MATERIAL PROVIDED

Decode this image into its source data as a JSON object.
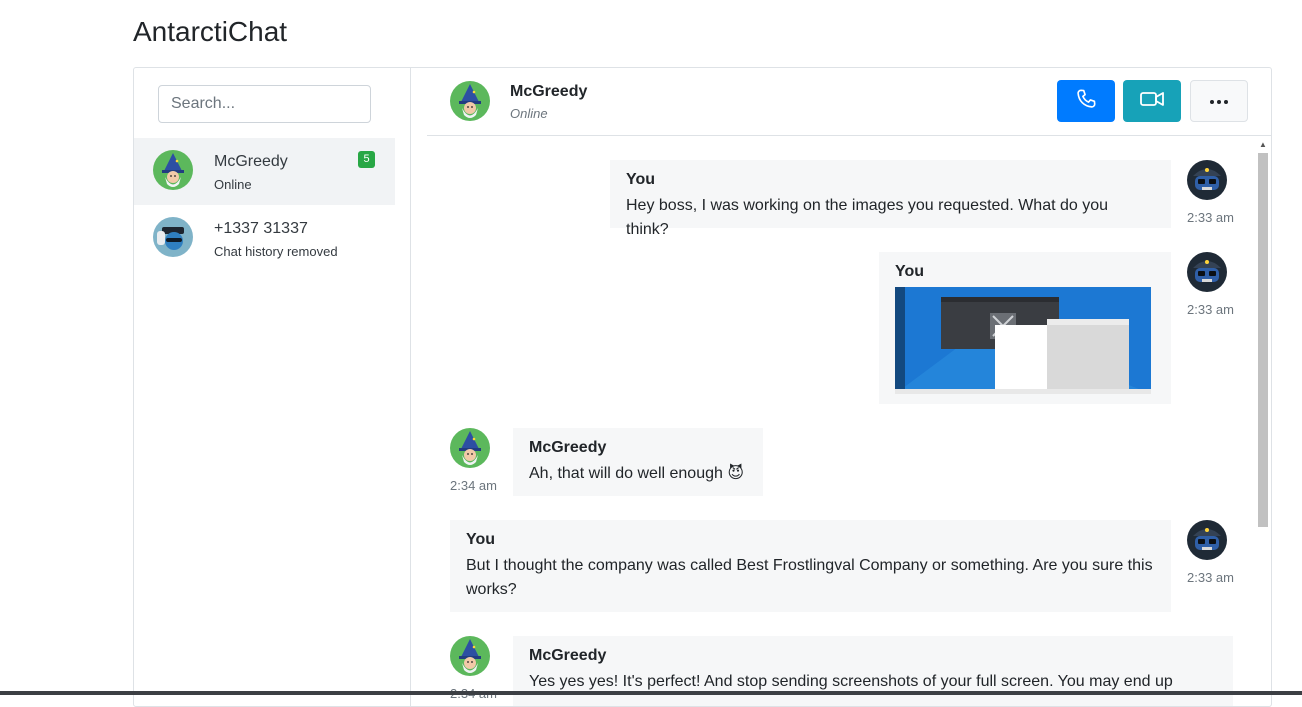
{
  "app": {
    "title": "AntarctiChat"
  },
  "sidebar": {
    "search_placeholder": "Search...",
    "contacts": [
      {
        "name": "McGreedy",
        "status": "Online",
        "unread": "5",
        "avatar": "wizard-avatar-icon"
      },
      {
        "name": "+1337 31337",
        "status": "Chat history removed",
        "avatar": "hacker-avatar-icon"
      }
    ]
  },
  "chat": {
    "header": {
      "name": "McGreedy",
      "status": "Online"
    },
    "actions": {
      "call": "phone-icon",
      "video": "video-camera-icon",
      "more": "more-options-icon"
    },
    "messages": [
      {
        "sender": "You",
        "text": "Hey boss, I was working on the images you requested. What do you think?",
        "time": "2:33 am"
      },
      {
        "sender": "You",
        "attachment": "screenshot-image",
        "time": "2:33 am"
      },
      {
        "sender": "McGreedy",
        "text": "Ah, that will do well enough 😈",
        "time": "2:34 am"
      },
      {
        "sender": "You",
        "text": "But I thought the company was called Best Frostlingval Company or something. Are you sure this works?",
        "time": "2:33 am"
      },
      {
        "sender": "McGreedy",
        "text": "Yes yes yes! It's perfect! And stop sending screenshots of your full screen. You may end up",
        "time": "2:34 am"
      }
    ]
  },
  "colors": {
    "primary": "#007bff",
    "info": "#17a2b8",
    "success": "#28a745",
    "bubble": "#f6f7f8"
  }
}
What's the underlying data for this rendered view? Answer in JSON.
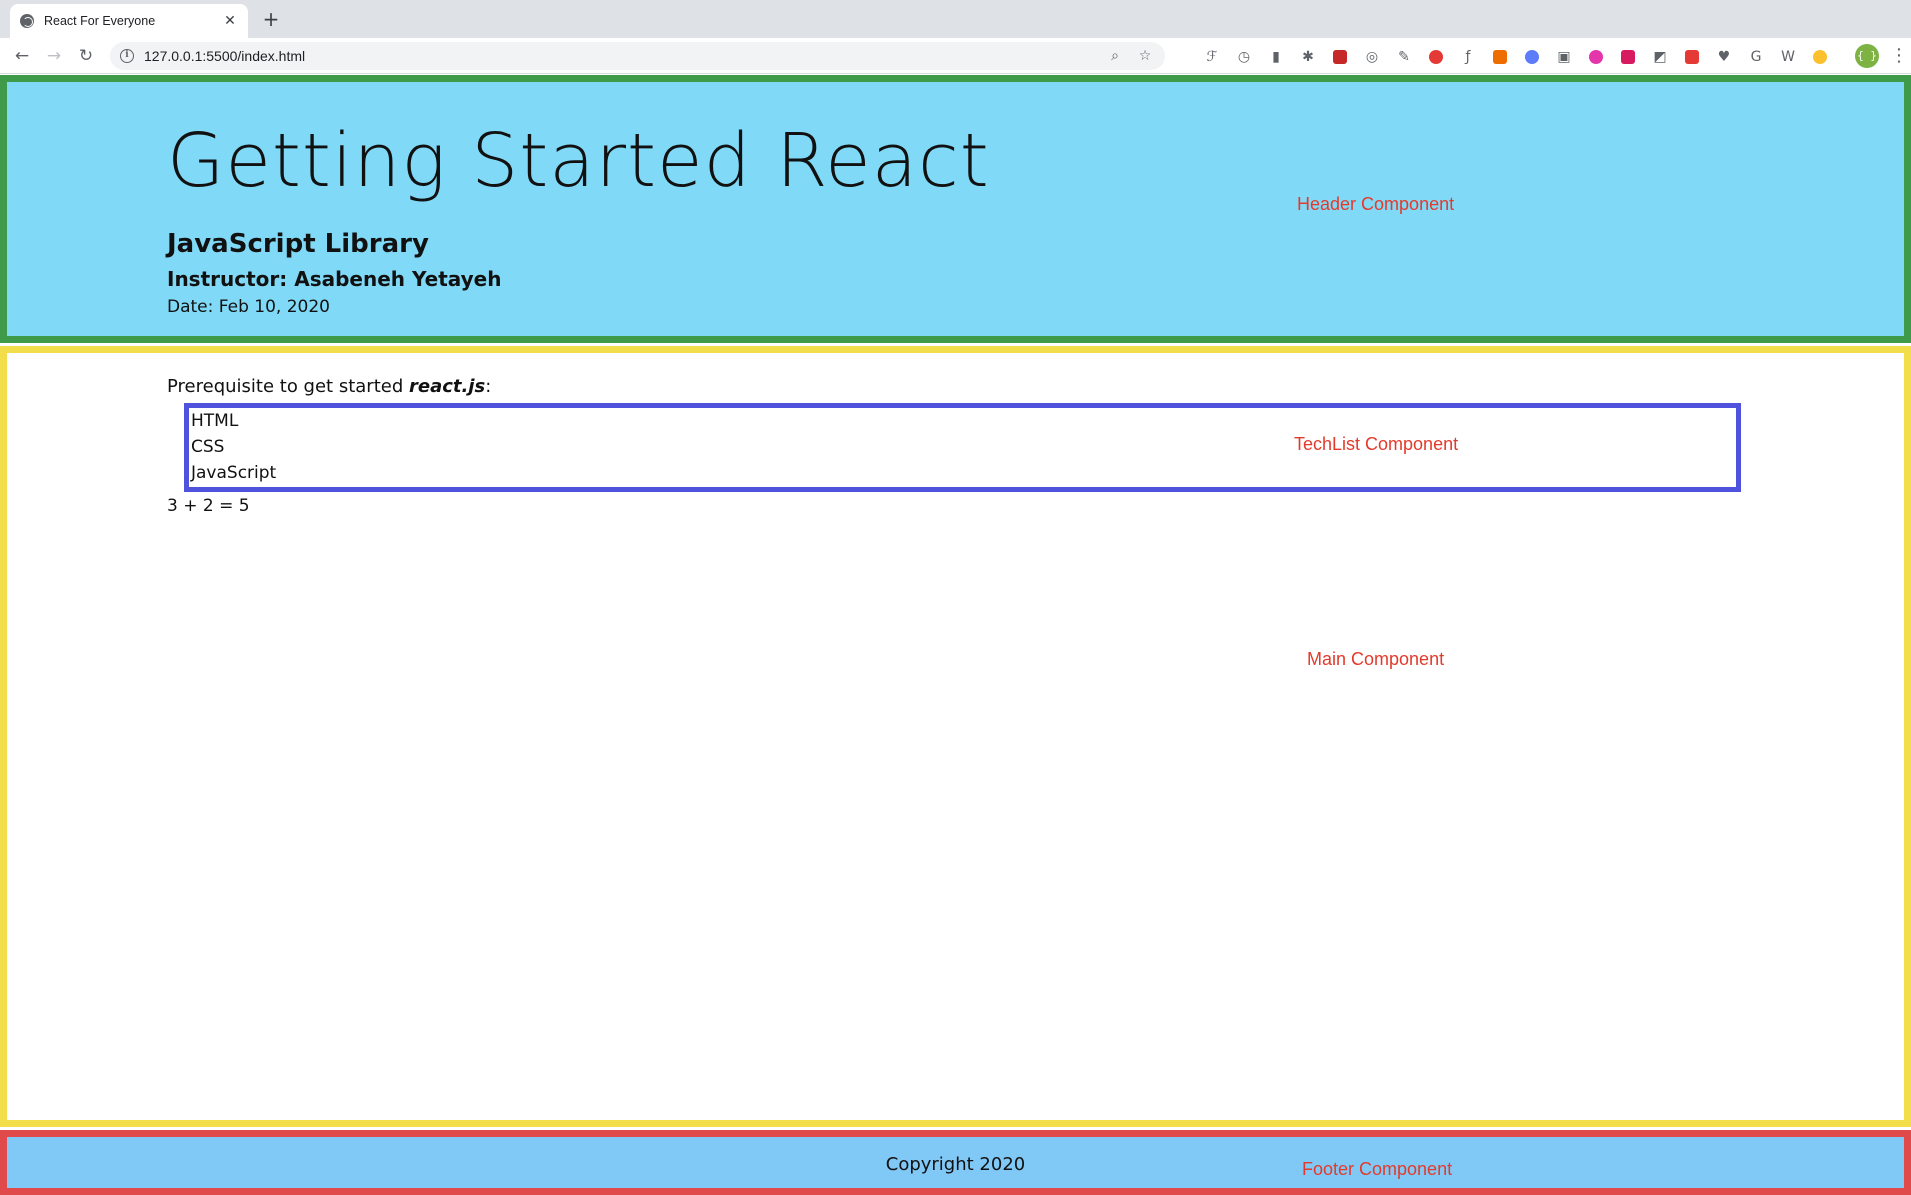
{
  "browser": {
    "tab_title": "React For Everyone",
    "tab_close": "✕",
    "new_tab": "+",
    "url": "127.0.0.1:5500/index.html"
  },
  "header": {
    "title": "Getting Started React",
    "subtitle": "JavaScript Library",
    "instructor": "Instructor: Asabeneh Yetayeh",
    "date": "Date: Feb 10, 2020"
  },
  "main": {
    "prereq_text": "Prerequisite to get started",
    "prereq_lib": "react.js",
    "prereq_suffix": ":",
    "techs": [
      "HTML",
      "CSS",
      "JavaScript"
    ],
    "sum": "3 + 2 = 5"
  },
  "footer": {
    "copyright": "Copyright 2020"
  },
  "annotations": {
    "header": "Header Component",
    "techlist": "TechList Component",
    "main": "Main Component",
    "footer": "Footer Component"
  },
  "colors": {
    "header_bg": "#80d9f6",
    "header_border": "#3f9a4a",
    "main_border": "#f2dd4a",
    "techlist_border": "#4e52dc",
    "footer_bg": "#80c8f6",
    "footer_border": "#e14a4a",
    "annotation": "#e33a2b"
  }
}
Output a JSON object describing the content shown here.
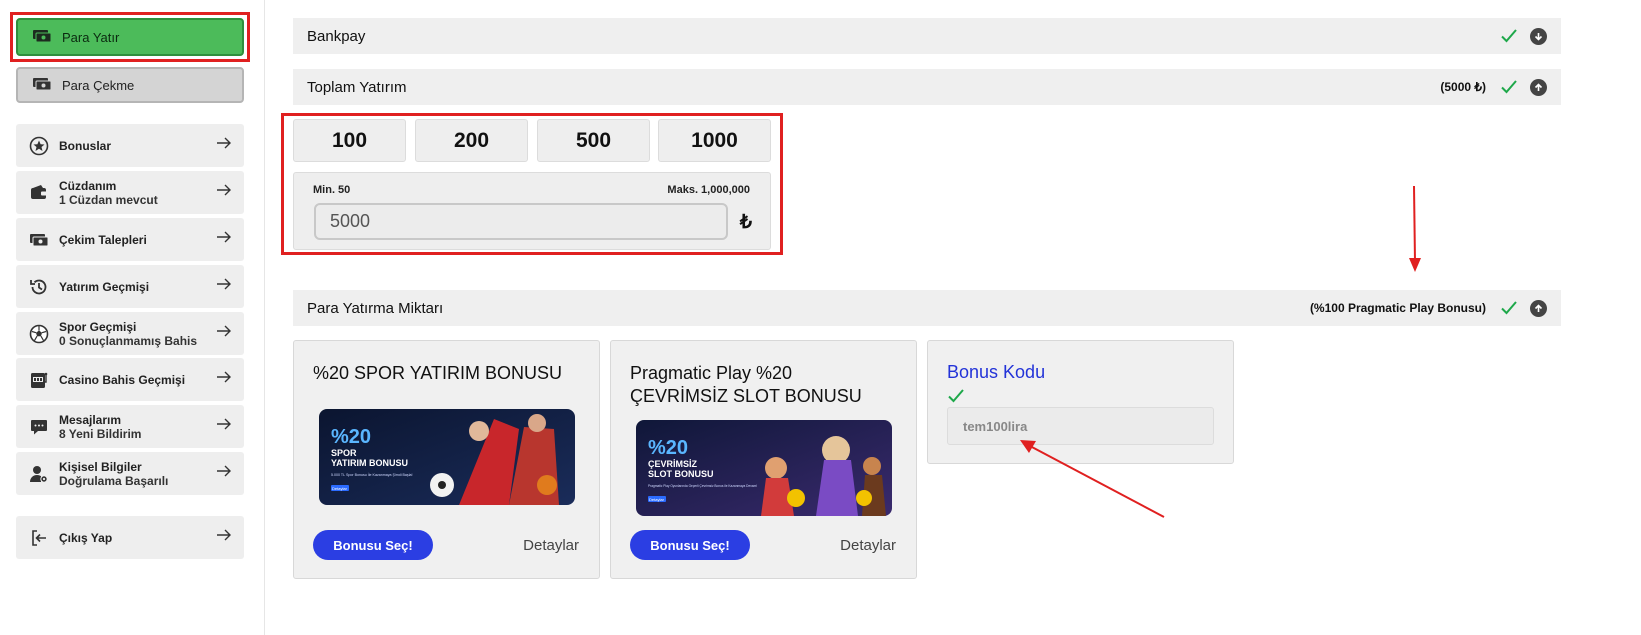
{
  "sidebar": {
    "deposit_label": "Para Yatır",
    "withdraw_label": "Para Çekme",
    "items": [
      {
        "label": "Bonuslar",
        "sub": "",
        "icon": "star-icon"
      },
      {
        "label": "Cüzdanım",
        "sub": "1 Cüzdan mevcut",
        "icon": "wallet-icon"
      },
      {
        "label": "Çekim Talepleri",
        "sub": "",
        "icon": "cash-withdraw-icon"
      },
      {
        "label": "Yatırım Geçmişi",
        "sub": "",
        "icon": "history-icon"
      },
      {
        "label": "Spor Geçmişi",
        "sub": "0 Sonuçlanmamış Bahis",
        "icon": "football-icon"
      },
      {
        "label": "Casino Bahis Geçmişi",
        "sub": "",
        "icon": "slot-machine-icon"
      },
      {
        "label": "Mesajlarım",
        "sub": "8 Yeni Bildirim",
        "icon": "message-icon"
      },
      {
        "label": "Kişisel Bilgiler",
        "sub": "Doğrulama Başarılı",
        "icon": "user-settings-icon"
      }
    ],
    "logout_label": "Çıkış Yap"
  },
  "sections": {
    "payment_method": {
      "title": "Bankpay"
    },
    "total_deposit": {
      "title": "Toplam Yatırım",
      "summary": "(5000 ₺)"
    },
    "deposit_amount": {
      "title": "Para Yatırma Miktarı",
      "summary": "(%100 Pragmatic Play Bonusu)"
    }
  },
  "amounts": {
    "presets": [
      "100",
      "200",
      "500",
      "1000"
    ],
    "min_label": "Min. 50",
    "max_label": "Maks. 1,000,000",
    "value": "5000",
    "currency": "₺"
  },
  "bonuses": [
    {
      "title": "%20 SPOR YATIRIM BONUSU",
      "banner": {
        "big": "%20",
        "line1": "SPOR",
        "line2": "YATIRIM BONUSU",
        "small": "5.000 TL Spor Bonusu İle Kazanmaya Şimdi Başla!",
        "details": "Detaylar"
      },
      "select_label": "Bonusu Seç!",
      "details_label": "Detaylar"
    },
    {
      "title": "Pragmatic Play %20 ÇEVRİMSİZ SLOT BONUSU",
      "banner": {
        "big": "%20",
        "line1": "ÇEVRİMSİZ",
        "line2": "SLOT BONUSU",
        "small": "Pragmatic Play Oyunlarında Geçerli Çevrimsiz Bonus ile Kazanmaya Devam!",
        "details": "Detaylar"
      },
      "select_label": "Bonusu Seç!",
      "details_label": "Detaylar"
    }
  ],
  "bonus_code": {
    "title": "Bonus Kodu",
    "value": "tem100lira"
  },
  "colors": {
    "deposit_green": "#4cbb5a",
    "check_green": "#1ea84a",
    "select_blue": "#2b3ee3",
    "annotation_red": "#e02020"
  }
}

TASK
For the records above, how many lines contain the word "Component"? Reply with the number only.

EXERCISE RESPONSE
4